Almost nobody was reading The California Republican until Politico noticed the thing; it had fewer than 4,000 "likes" and followers on Facebook. Aside from the occasionally witty headline ("The Russians are everywhere … and nowhere," "Raisin Hell: Weather batters raisin crop to 35-year worst"), there wasn't much to read. But Politico blew it up into something scandalous: "Devin Nunes creates his own alternative news site," screeched the headline, followed by the subhead: "Embattled California congressman finds a way to bypass the mainstream media." Called by Politico for comment, Nunes' chief of staff Anthony Ratekin snidely declined to give one until "Politico retracts its multitude of fake stories on Congressman Nunes."
On Sunday, shortly after the story began to circulate, The California Republican went down, redirecting traffic to an error message on Facebook – and creating a whole new raft of headlines and irresistible intrigue. The explanation given for the site crash was intentionally muddled and mysterious: "Due to heavy traffic and an attack on our servers, you may encounter an error message when attempting to reach The Republican." Had the site really become popular overnight, or had it actually been hacked at the very same moment it hit the headlines? Was the site actually just a version of a congressional newsletter, designed for the fans back home, or some more sinister attempt at propagating Trump-Russian propaganda? Enquiring minds needed to know! The fact that, for one crucial day, the only way to access the site was through the Wayback Machine only added to the intrigue.
The site is back up now, for all to see, with its weird mix of local news from Tulare and the Fresno State gridiron and borrowed content from folks like National Review's resident Trump apologist, Victor Davis Hanson. But thanks to the free publicity, it'll now become a go-to source for many conspiratorial conservatives. It doesn't matter that it's a "news" site paid for by Nunes's campaign (which is, not surprisingly, flush with extraneous cash). It doesn't matter that it's a glorified aggregation site, with staffers adding snarky headlines ("CNN busted for peddling fake news AGAIN!") and brief introductions to excerpts from borrowed content. Like Nunes himself, it's now been "attacked" by Washington elites, and thus become a thing in spite of itself.

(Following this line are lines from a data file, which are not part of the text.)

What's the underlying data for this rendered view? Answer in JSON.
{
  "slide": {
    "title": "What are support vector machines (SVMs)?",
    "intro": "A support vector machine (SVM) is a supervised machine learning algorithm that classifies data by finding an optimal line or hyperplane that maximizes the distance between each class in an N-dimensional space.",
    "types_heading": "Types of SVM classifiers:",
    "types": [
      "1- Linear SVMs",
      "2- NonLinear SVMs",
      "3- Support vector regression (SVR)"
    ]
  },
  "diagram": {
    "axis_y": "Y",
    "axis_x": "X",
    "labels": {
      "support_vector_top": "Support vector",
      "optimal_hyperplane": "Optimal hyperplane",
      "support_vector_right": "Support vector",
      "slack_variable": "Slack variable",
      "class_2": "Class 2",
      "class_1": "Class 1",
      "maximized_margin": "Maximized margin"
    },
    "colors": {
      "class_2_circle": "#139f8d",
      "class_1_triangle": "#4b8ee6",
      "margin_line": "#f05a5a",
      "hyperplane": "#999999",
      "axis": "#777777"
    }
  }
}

On Twitter, the suddenly famous California Republican has been having a field day. On Sunday, it tweeted: "We are real news, POLITICO." It posted a photo of Nunes with the caption: "This is what an American hero looks like." Yesterday, it defended Milo Yiannopolous against the "accusation" that he's a white nationalist, among other things, and declared in another tweet that "'Dreamers' are killing Americans."
The brief and puffed-up controversy over Nunes's publishing venture will be, of course, a mere footnote in the history of a congressional mediocrity's weird rise to national prominence as a witting tool of Vladimir Putin – and, according to a New York Times op-ed on Monday, potentially as another target of Robert Mueller's investigation into obstruction of justice. But it's a telling subplot in the larger drama, as one more instance of the unquestioned talent Trump and his co-conspirators have displayed for ratfucking the media, and ultimately the American public. While Nunes cried "fake news" at every turn – "Almost every story that runs about me is fake," he mock-complained to Rush Limbaugh last week – his massive campaign kitty was being used to produce a website devoted to partisan spin.